Critters with attitude




Last Wednesday night was like any winter evening: dark. blustery. frigid.

Most unpleasant.

Martin and I were outside —  wind-battered and miserable — in a stand-off with the horses.

We tried to coax them in the barn for dinner — the horses knew we wanted them in for dinner — but they stood statue-still, clustered in the shadows. A gateway of mud separated us from them.

“Come-on in, guys…. come-on, boys….” I called in a sing-song voice, rattling grain in a bucket. “Dinnnnner,” I sang out. “Comeon ponies, comeon in…. HEY!! We see you, losers! Get your butts in here, before I beat the lot of you! Comeon guys…”

Neither kind words, nor threats, prompted movement.

“This sucks,” Martin muttered into the wind.

The horses were being stinkers. But the fox wasn’t helping matters.

He (let’s assume it’s a “he”) has been a frequent visitor. On this evening, Maisie chased the fox away, but he retreated just beyond our floodlights. And voiced his displeasure with a jarring call — “Ow…ow…wow!”

He sounded like a demented dog crossed with an owl. Eerily close.

Of course, we’ve heard foxes before. But this creature — he spoke to us.

And he was pissed.

Martin and I slogged through the mud and dragged the horses in. Then, surfing the web, I uncovered this website about foxes. Among other things, the site provided sound bites of calls. I can’t verify the site’s authenticity but I’m confident: our fox delivered a “territorial response” and a “sound of warning.”

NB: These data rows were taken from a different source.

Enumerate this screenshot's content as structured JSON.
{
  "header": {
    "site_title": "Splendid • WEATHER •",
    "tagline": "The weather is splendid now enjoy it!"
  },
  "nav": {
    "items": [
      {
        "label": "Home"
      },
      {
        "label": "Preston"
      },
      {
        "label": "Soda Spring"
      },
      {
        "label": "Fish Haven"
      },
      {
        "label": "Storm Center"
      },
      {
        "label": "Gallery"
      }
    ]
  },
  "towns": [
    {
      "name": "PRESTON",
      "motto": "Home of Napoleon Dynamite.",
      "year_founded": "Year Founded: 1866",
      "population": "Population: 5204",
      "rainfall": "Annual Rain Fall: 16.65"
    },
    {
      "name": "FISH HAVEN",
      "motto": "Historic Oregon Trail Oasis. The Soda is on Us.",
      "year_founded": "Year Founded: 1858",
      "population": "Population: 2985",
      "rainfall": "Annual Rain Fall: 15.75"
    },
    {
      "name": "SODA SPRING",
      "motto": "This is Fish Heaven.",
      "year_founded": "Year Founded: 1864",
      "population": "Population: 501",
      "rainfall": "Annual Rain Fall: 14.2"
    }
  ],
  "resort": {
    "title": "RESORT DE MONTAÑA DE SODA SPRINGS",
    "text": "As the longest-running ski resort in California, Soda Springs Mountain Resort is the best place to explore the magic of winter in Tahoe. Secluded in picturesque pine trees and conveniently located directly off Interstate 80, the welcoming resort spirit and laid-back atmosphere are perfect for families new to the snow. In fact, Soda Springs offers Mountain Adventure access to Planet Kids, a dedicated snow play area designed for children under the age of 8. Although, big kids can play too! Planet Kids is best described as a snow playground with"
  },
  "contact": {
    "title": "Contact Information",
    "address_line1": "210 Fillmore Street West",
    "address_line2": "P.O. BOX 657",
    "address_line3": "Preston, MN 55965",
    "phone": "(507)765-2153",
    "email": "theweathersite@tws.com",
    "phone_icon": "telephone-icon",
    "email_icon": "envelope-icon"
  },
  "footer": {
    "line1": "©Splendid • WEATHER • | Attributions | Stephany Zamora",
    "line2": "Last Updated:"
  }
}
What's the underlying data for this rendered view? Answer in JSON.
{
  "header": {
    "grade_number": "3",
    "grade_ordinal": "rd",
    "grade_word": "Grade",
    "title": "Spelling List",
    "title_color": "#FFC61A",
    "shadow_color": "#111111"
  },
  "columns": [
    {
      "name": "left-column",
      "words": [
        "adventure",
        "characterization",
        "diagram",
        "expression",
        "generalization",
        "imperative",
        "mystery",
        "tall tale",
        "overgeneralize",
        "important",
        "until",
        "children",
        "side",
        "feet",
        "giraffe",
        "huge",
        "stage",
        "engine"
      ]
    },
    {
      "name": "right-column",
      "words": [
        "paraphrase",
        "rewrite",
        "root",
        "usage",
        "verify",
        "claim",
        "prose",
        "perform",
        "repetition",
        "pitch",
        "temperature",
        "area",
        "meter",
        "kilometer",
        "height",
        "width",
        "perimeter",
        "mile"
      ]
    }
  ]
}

I got the message: this means you.

Since last week, we’ve spied our brazen fox everywhere … even on the porch. So I decided that he deserves a name.

Of course, in my dictatorship style, I decided on the name.

“How about ‘Loki‘?” Martin suggested.

“That’s a terrible name,” I said. “We’re not naming him Loki. We’re calling him, ‘Randolph.'”

“Why ‘Randolph?'”

“Because I said so.”

Actually, I allowed the minions to weigh in. “Loki or Randolph,” I asked Hadley, casting a stern gaze with the second choice.

“Randolph,” she said, glancing sympathetically at Martin. “Sorry, Dad, but I think Randolph is better. You know… because he’s a fox and he ranned off…”